just to make sure i've got it can you just double check I'm doing this right?

$
S = \sum\limits_{n = 0}^\infty {n^2 } x^n
$

factor out the x

$
s = x\sum\limits_{n = 0}^\infty {nx^{n - 2} }
$

(derivative of

$
\sum\limits_{n = 0}^\infty {nx^{n - 1} }
$
)

so..

$
\begin{gathered}
s = x.\left( {\frac{1}
{{1 - x}}} \right)'' \hfill \\
= x.\left( {\frac{1}
{{1 - x^3 }}} \right) \hfill \\
\sum\limits_{n = 0}^\infty {n^2 \left( {\frac{9}
{{10}}} \right)^n = \frac{9}
{{10}}.\frac{1}
{{(1 - \frac{9}
{{10}})^3 }} = 900} \hfill \\
\end{gathered}
$

Close??
• July 28th 2008, 01:12 PM
dankelly07
oops i think it was supposed to be 2/(1-x^3)
wasn't it?
• July 28th 2008, 01:59 PM
Mathstud28
Quote:

Originally Posted by dankelly07
thanks alot, both answers help alot,

just to make sure i've got it can you just double check I'm doing this right?

$
S = \sum\limits_{n = 0}^\infty {n^2 } x^n
$

factor out the x

$
s = x\sum\limits_{n = 0}^\infty {nx^{n - 2} }
$

(derivative of

$
\sum\limits_{n = 0}^\infty {nx^{n - 1} }
$
)

so..

$
\begin{gathered}
s = x.\left( {\frac{1}
{{1 - x}}} \right)'' \hfill \\
= x.\left( {\frac{1}
{{1 - x^3 }}} \right) \hfill \\
\sum\limits_{n = 0}^\infty {n^2 \left( {\frac{9}
{{10}}} \right)^n = \frac{9}
{{10}}.\frac{1}
{{(1 - \frac{9}
{{10}})^3 }} = 900} \hfill \\
\end{gathered}
$

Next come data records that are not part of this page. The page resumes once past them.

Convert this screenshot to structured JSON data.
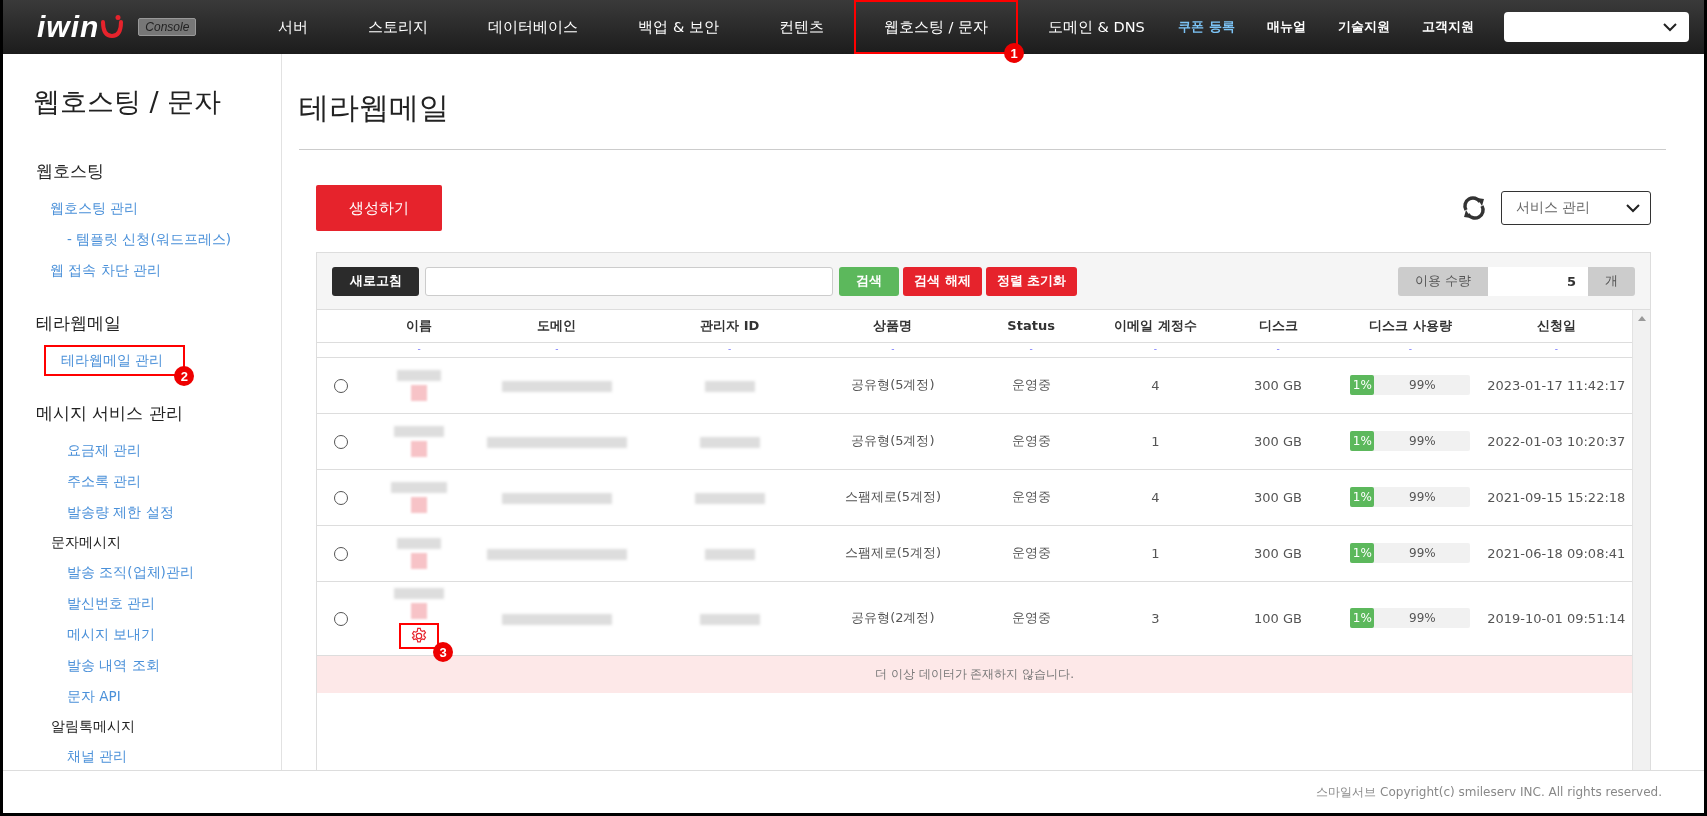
{
  "header": {
    "logo": "iwin",
    "badge": "Console",
    "nav": [
      {
        "label": "서버",
        "selected": false
      },
      {
        "label": "스토리지",
        "selected": false
      },
      {
        "label": "데이터베이스",
        "selected": false
      },
      {
        "label": "백업 & 보안",
        "selected": false
      },
      {
        "label": "컨텐츠",
        "selected": false
      },
      {
        "label": "웹호스팅 / 문자",
        "selected": false,
        "callout": "1"
      },
      {
        "label": "도메인 & DNS",
        "selected": false
      }
    ],
    "links": [
      {
        "label": "쿠폰 등록",
        "highlighted": true
      },
      {
        "label": "매뉴얼",
        "highlighted": false
      },
      {
        "label": "기술지원",
        "highlighted": false
      },
      {
        "label": "고객지원",
        "highlighted": false
      }
    ]
  },
  "sidebar": {
    "title": "웹호스팅 / 문자",
    "sections": [
      {
        "title": "웹호스팅",
        "items": [
          {
            "kind": "link",
            "label": "웹호스팅 관리",
            "children": [
              {
                "kind": "link",
                "label": "- 템플릿 신청(워드프레스)"
              }
            ]
          },
          {
            "kind": "link",
            "label": "웹 접속 차단 관리"
          }
        ]
      },
      {
        "title": "테라웹메일",
        "items": [
          {
            "kind": "link",
            "label": "테라웹메일 관리",
            "callout": "2"
          }
        ]
      },
      {
        "title": "메시지 서비스 관리",
        "items": [
          {
            "kind": "link",
            "label": "요금제 관리"
          },
          {
            "kind": "link",
            "label": "주소록 관리"
          },
          {
            "kind": "link",
            "label": "발송량 제한 설정"
          },
          {
            "kind": "group",
            "label": "문자메시지",
            "children": [
              {
                "kind": "link",
                "label": "발송 조직(업체)관리"
              },
              {
                "kind": "link",
                "label": "발신번호 관리"
              },
              {
                "kind": "link",
                "label": "메시지 보내기"
              },
              {
                "kind": "link",
                "label": "발송 내역 조회"
              },
              {
                "kind": "link",
                "label": "문자 API"
              }
            ]
          },
          {
            "kind": "group",
            "label": "알림톡메시지",
            "children": [
              {
                "kind": "link",
                "label": "채널 관리"
              }
            ]
          }
        ]
      }
    ]
  },
  "page_title": "테라웹메일",
  "create_button": "생성하기",
  "service_select": {
    "value": "서비스 관리"
  },
  "toolbar": {
    "buttons": [
      {
        "label": "새로고침",
        "kind": "dark"
      }
    ],
    "actions": [
      {
        "label": "검색",
        "kind": "green"
      },
      {
        "label": "검색 해제",
        "kind": "red"
      },
      {
        "label": "정렬 초기화",
        "kind": "red"
      }
    ],
    "quantity": {
      "label": "이용 수량",
      "value": "5",
      "unit": "개"
    }
  },
  "table": {
    "columns": [
      {
        "label": "이름",
        "sort": "-"
      },
      {
        "label": "도메인",
        "sort": "-"
      },
      {
        "label": "관리자 ID",
        "sort": "-"
      },
      {
        "label": "상품명",
        "sort": "-"
      },
      {
        "label": "Status",
        "sort": "-"
      },
      {
        "label": "이메일 계정수",
        "sort": "-"
      },
      {
        "label": "디스크",
        "sort": "-"
      },
      {
        "label": "디스크 사용량",
        "sort": "-"
      },
      {
        "label": "신청일",
        "sort": "-"
      }
    ],
    "rows": [
      {
        "selected": false,
        "product": "공유형(5계정)",
        "status": "운영중",
        "accounts": "4",
        "disk": "300 GB",
        "used": "1%",
        "free": "99%",
        "level": 0.01,
        "date": "2023-01-17 11:42:17",
        "settings": false
      },
      {
        "selected": false,
        "product": "공유형(5계정)",
        "status": "운영중",
        "accounts": "1",
        "disk": "300 GB",
        "used": "1%",
        "free": "99%",
        "level": 0.01,
        "date": "2022-01-03 10:20:37",
        "settings": false
      },
      {
        "selected": false,
        "product": "스팸제로(5계정)",
        "status": "운영중",
        "accounts": "4",
        "disk": "300 GB",
        "used": "1%",
        "free": "99%",
        "level": 0.01,
        "date": "2021-09-15 15:22:18",
        "settings": false
      },
      {
        "selected": false,
        "product": "스팸제로(5계정)",
        "status": "운영중",
        "accounts": "1",
        "disk": "300 GB",
        "used": "1%",
        "free": "99%",
        "level": 0.01,
        "date": "2021-06-18 09:08:41",
        "settings": false
      },
      {
        "selected": false,
        "product": "공유형(2계정)",
        "status": "운영중",
        "accounts": "3",
        "disk": "100 GB",
        "used": "1%",
        "free": "99%",
        "level": 0.01,
        "date": "2019-10-01 09:51:14",
        "settings": true,
        "callout": "3"
      }
    ],
    "empty_message": "더 이상 데이터가 존재하지 않습니다."
  },
  "footer": "스마일서브 Copyright(c) smileserv INC. All rights reserved."
}
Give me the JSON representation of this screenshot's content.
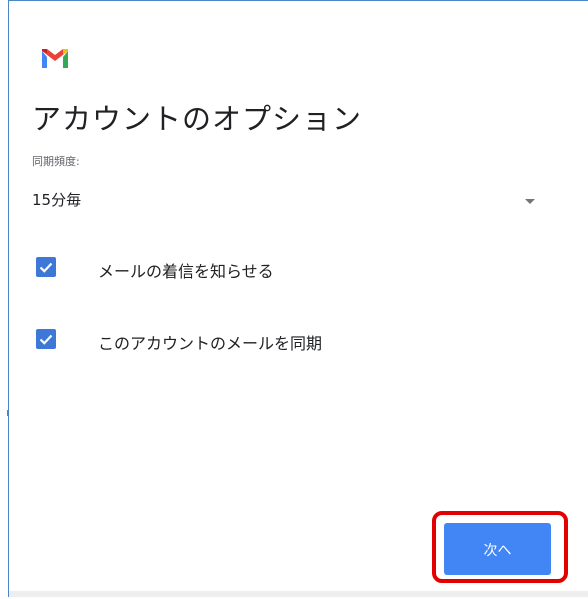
{
  "app": {
    "logo_icon": "gmail-m-icon",
    "colors": {
      "accent": "#4285f4",
      "checkbox": "#3d78d8",
      "highlight": "#e30000",
      "logo_red": "#ea4335",
      "logo_blue": "#4285f4",
      "logo_green": "#34a853",
      "logo_yellow": "#fbbc04"
    }
  },
  "page": {
    "title": "アカウントのオプション"
  },
  "sync": {
    "label": "同期頻度:",
    "value": "15分毎"
  },
  "options": [
    {
      "label": "メールの着信を知らせる",
      "checked": true
    },
    {
      "label": "このアカウントのメールを同期",
      "checked": true
    }
  ],
  "actions": {
    "next_label": "次へ"
  }
}
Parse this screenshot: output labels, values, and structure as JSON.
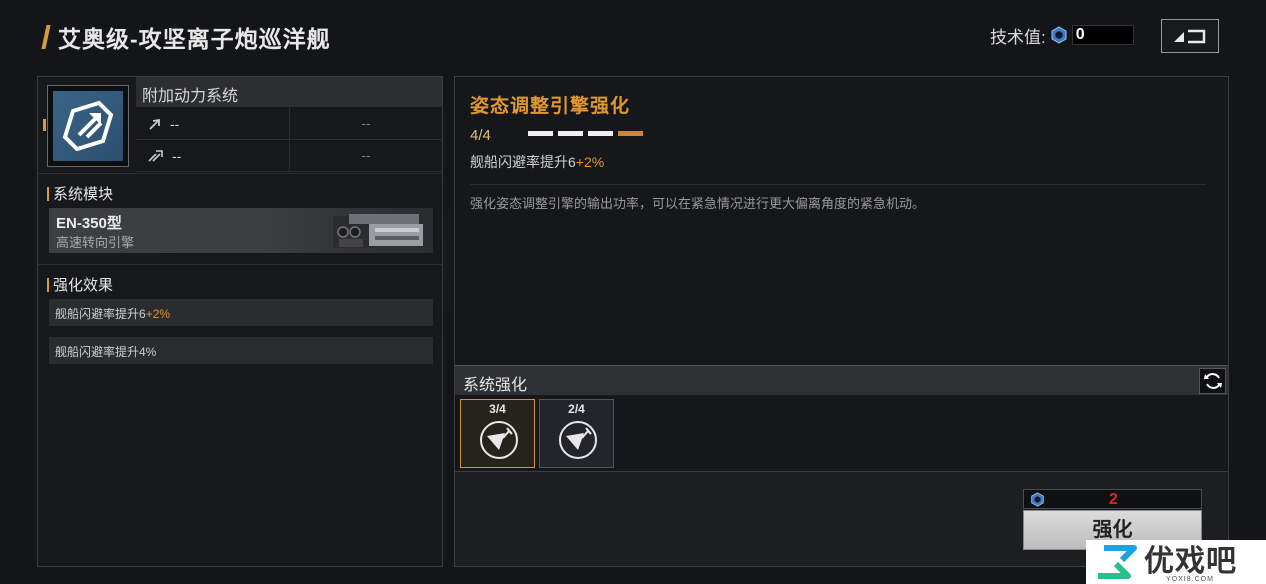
{
  "header": {
    "title": "艾奥级-攻坚离子炮巡洋舰",
    "tech_label": "技术值:",
    "tech_value": "0",
    "back_icon": "back-arrow-icon"
  },
  "left": {
    "power_system_title": "附加动力系统",
    "power_rows": [
      {
        "left": "--",
        "right": "--"
      },
      {
        "left": "--",
        "right": "--"
      }
    ],
    "system_module_title": "系统模块",
    "module": {
      "name": "EN-350型",
      "desc": "高速转向引擎"
    },
    "effects_title": "强化效果",
    "effects": [
      {
        "text": "舰船闪避率提升6",
        "bonus": "+2%"
      },
      {
        "text": "舰船闪避率提升4%",
        "bonus": ""
      }
    ]
  },
  "right": {
    "enhance_title": "姿态调整引擎强化",
    "level": "4/4",
    "level_filled": 4,
    "level_total": 4,
    "stat_text": "舰船闪避率提升6",
    "stat_bonus": "+2%",
    "description": "强化姿态调整引擎的输出功率，可以在紧急情况进行更大偏离角度的紧急机动。",
    "system_enhance_title": "系统强化",
    "slots": [
      {
        "count": "3/4",
        "selected": true
      },
      {
        "count": "2/4",
        "selected": false
      }
    ],
    "cost_value": "2",
    "enhance_button": "强化"
  },
  "watermark": {
    "text": "优戏吧",
    "sub": "YOXI8.COM"
  },
  "colors": {
    "accent": "#e0972f",
    "cost_red": "#e02424",
    "icon_blue": "#3a6489"
  }
}
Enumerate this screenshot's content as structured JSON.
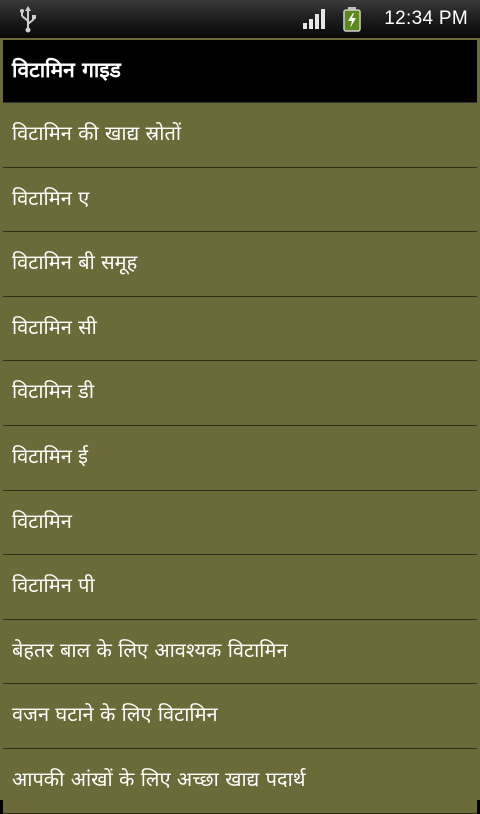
{
  "status_bar": {
    "usb_icon": "usb-icon",
    "signal_icon": "signal-icon",
    "battery_icon": "battery-charging-icon",
    "time": "12:34 PM"
  },
  "app": {
    "title": "विटामिन गाइड",
    "items": [
      {
        "label": "विटामिन की खाद्य स्रोतों"
      },
      {
        "label": "विटामिन ए"
      },
      {
        "label": "विटामिन बी समूह"
      },
      {
        "label": "विटामिन सी"
      },
      {
        "label": "विटामिन डी"
      },
      {
        "label": "विटामिन ई"
      },
      {
        "label": "विटामिन"
      },
      {
        "label": "विटामिन पी"
      },
      {
        "label": "बेहतर बाल के लिए आवश्यक विटामिन"
      },
      {
        "label": "वजन घटाने के लिए विटामिन"
      },
      {
        "label": "आपकी आंखों के लिए अच्छा खाद्य पदार्थ"
      }
    ]
  },
  "colors": {
    "list_background": "#6b6b3a",
    "title_background": "#000000",
    "text": "#ffffff"
  }
}
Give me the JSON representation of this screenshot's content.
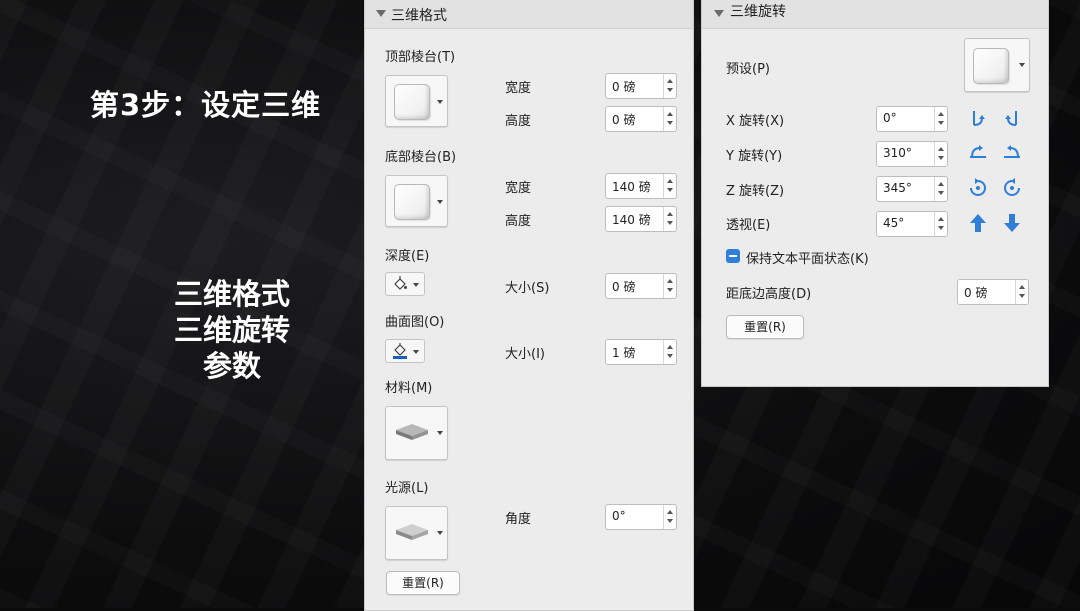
{
  "slide": {
    "step_title": "第3步：设定三维",
    "desc_lines": [
      "三维格式",
      "三维旋转",
      "参数"
    ]
  },
  "format_panel": {
    "title": "三维格式",
    "top_bevel": {
      "label": "顶部棱台(T)",
      "width_label": "宽度",
      "width_value": "0 磅",
      "height_label": "高度",
      "height_value": "0 磅"
    },
    "bottom_bevel": {
      "label": "底部棱台(B)",
      "width_label": "宽度",
      "width_value": "140 磅",
      "height_label": "高度",
      "height_value": "140 磅"
    },
    "depth": {
      "label": "深度(E)",
      "size_label": "大小(S)",
      "size_value": "0 磅"
    },
    "contour": {
      "label": "曲面图(O)",
      "size_label": "大小(I)",
      "size_value": "1 磅",
      "color": "#1f5fbf"
    },
    "material": {
      "label": "材料(M)"
    },
    "lighting": {
      "label": "光源(L)",
      "angle_label": "角度",
      "angle_value": "0°"
    },
    "reset_label": "重置(R)"
  },
  "rotation_panel": {
    "title": "三维旋转",
    "preset_label": "预设(P)",
    "x_rotation": {
      "label": "X 旋转(X)",
      "value": "0°"
    },
    "y_rotation": {
      "label": "Y 旋转(Y)",
      "value": "310°"
    },
    "z_rotation": {
      "label": "Z 旋转(Z)",
      "value": "345°"
    },
    "perspective": {
      "label": "透视(E)",
      "value": "45°"
    },
    "keep_text_flat": {
      "label": "保持文本平面状态(K)",
      "checked": "mixed"
    },
    "distance": {
      "label": "距底边高度(D)",
      "value": "0 磅"
    },
    "reset_label": "重置(R)",
    "icon_color": "#2f7fd8",
    "icons": [
      "rotate-left-x-icon",
      "rotate-right-x-icon",
      "rotate-up-y-icon",
      "rotate-down-y-icon",
      "rotate-counterclockwise-z-icon",
      "rotate-clockwise-z-icon",
      "perspective-increase-icon",
      "perspective-decrease-icon"
    ]
  }
}
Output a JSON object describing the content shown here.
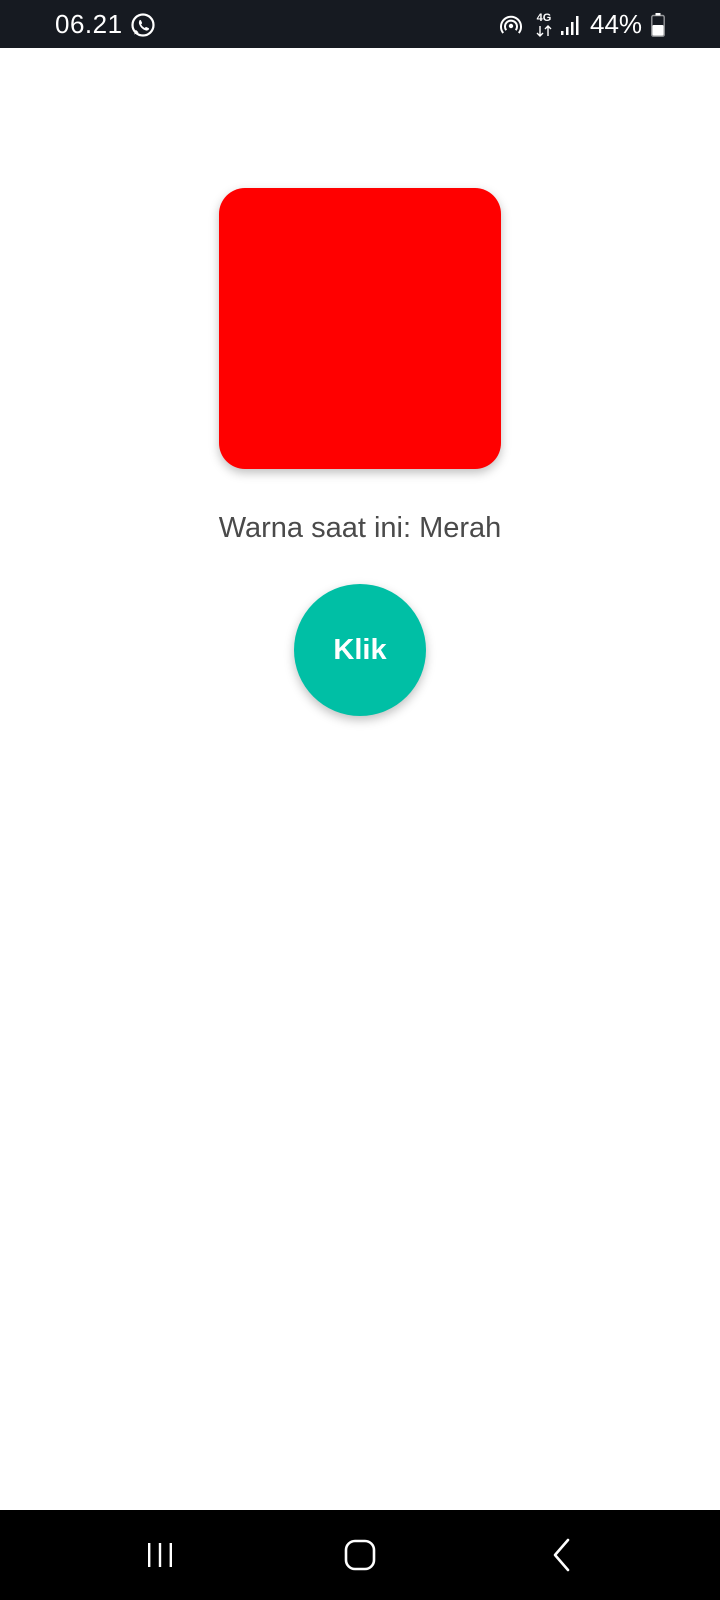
{
  "status_bar": {
    "time": "06.21",
    "network_type": "4G",
    "battery_percent": "44%",
    "icons": [
      "whatsapp-icon",
      "hotspot-icon",
      "signal-icon",
      "battery-icon"
    ]
  },
  "main": {
    "color_box": {
      "color": "#ff0000"
    },
    "color_label": "Warna saat ini: Merah",
    "button": {
      "label": "Klik",
      "color": "#00bfa5"
    }
  },
  "nav_bar": {
    "buttons": [
      "recents-button",
      "home-button",
      "back-button"
    ]
  }
}
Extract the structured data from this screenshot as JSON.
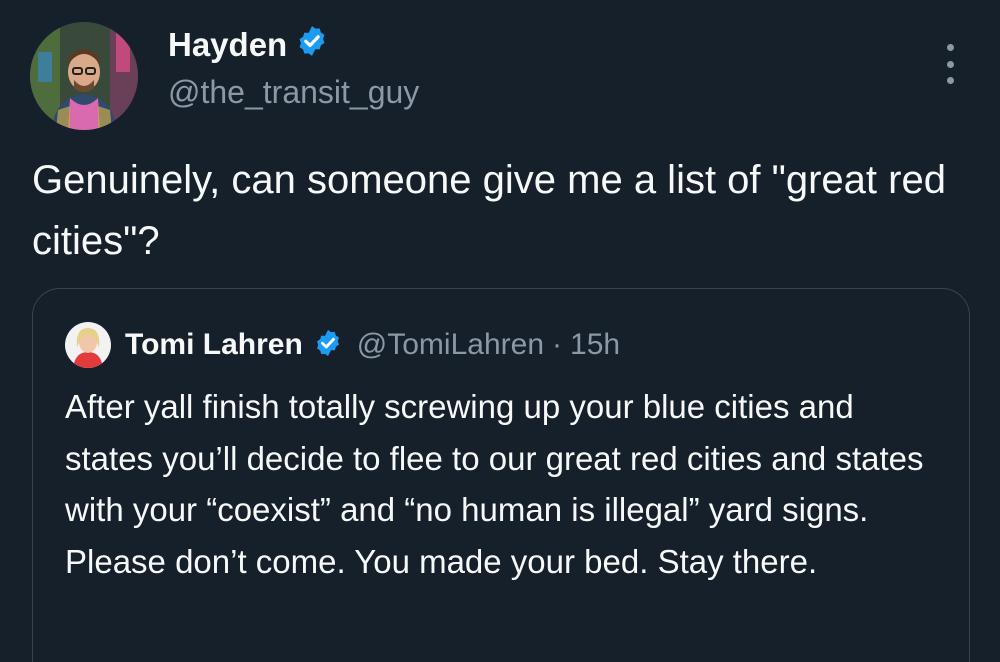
{
  "author": {
    "name": "Hayden",
    "handle": "@the_transit_guy",
    "verified": true
  },
  "tweet": {
    "text": "Genuinely, can someone give me a list of \"great red cities\"?"
  },
  "quoted": {
    "name": "Tomi Lahren",
    "handle": "@TomiLahren",
    "separator": "·",
    "time": "15h",
    "verified": true,
    "text": "After yall finish totally screwing up your blue cities and states you’ll decide to flee to our great red cities and states with your “coexist” and “no human is illegal” yard signs. Please don’t come. You made your bed. Stay there."
  },
  "icons": {
    "verified": "verified-badge-icon",
    "more": "more-options-icon"
  },
  "colors": {
    "background": "#15202b",
    "text": "#f7f9f9",
    "secondary": "#8b98a5",
    "verified": "#1d9bf0",
    "border": "#38444d"
  }
}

Close??

$\sum_{n=2}^{\infty}n^2x^n=x^2\cdot\left(\sum_{n=0} ^{\infty}x^n\right)''=x^2\cdot\left(\frac{1}{1-x}\right)''$ if that is what you are trying to say that is wrong

$\left(\sum_{n=0}^{\infty}x^n\right)''=\sum_{n=2}^{ \infty}n(n-1)x^n$

$\underbrace{=}_{\cdot{x^2}}\sum_{n=0}^{\infty}n^2x ^n-\sum_{n=0}^{\infty}nx^n$

$=\sum_{n=0}^{\infty}n^2x^n-x\cdot\left(\frac{1}{1-x}\right)'$

$\therefore\quad\boxed{\sum_{n=0}^{\infty}n^2x^n=x^ 2\left(\frac{1}{1-x}\right)''+x\cdot\left(\frac{1}{1-x}\right)'}$
• July 28th 2008, 03:04 PM
Plato
You know from above that $\sum\limits_{n = 0}^\infty {nx^n } = \frac{x}{{\left( {1 - x} \right)^2 }}$.
The derivative is $\sum\limits_{n = 0}^\infty {n^2 x^{n - 1} } = \frac{{x + 1}}{{\left( {1 - x} \right)^3 }}$.
Multiply by x, $\sum\limits_{n = 0}^\infty {n^2 x^n } = \frac{{x^2 + x}}{{\left( {1 - x} \right)^3 }}$.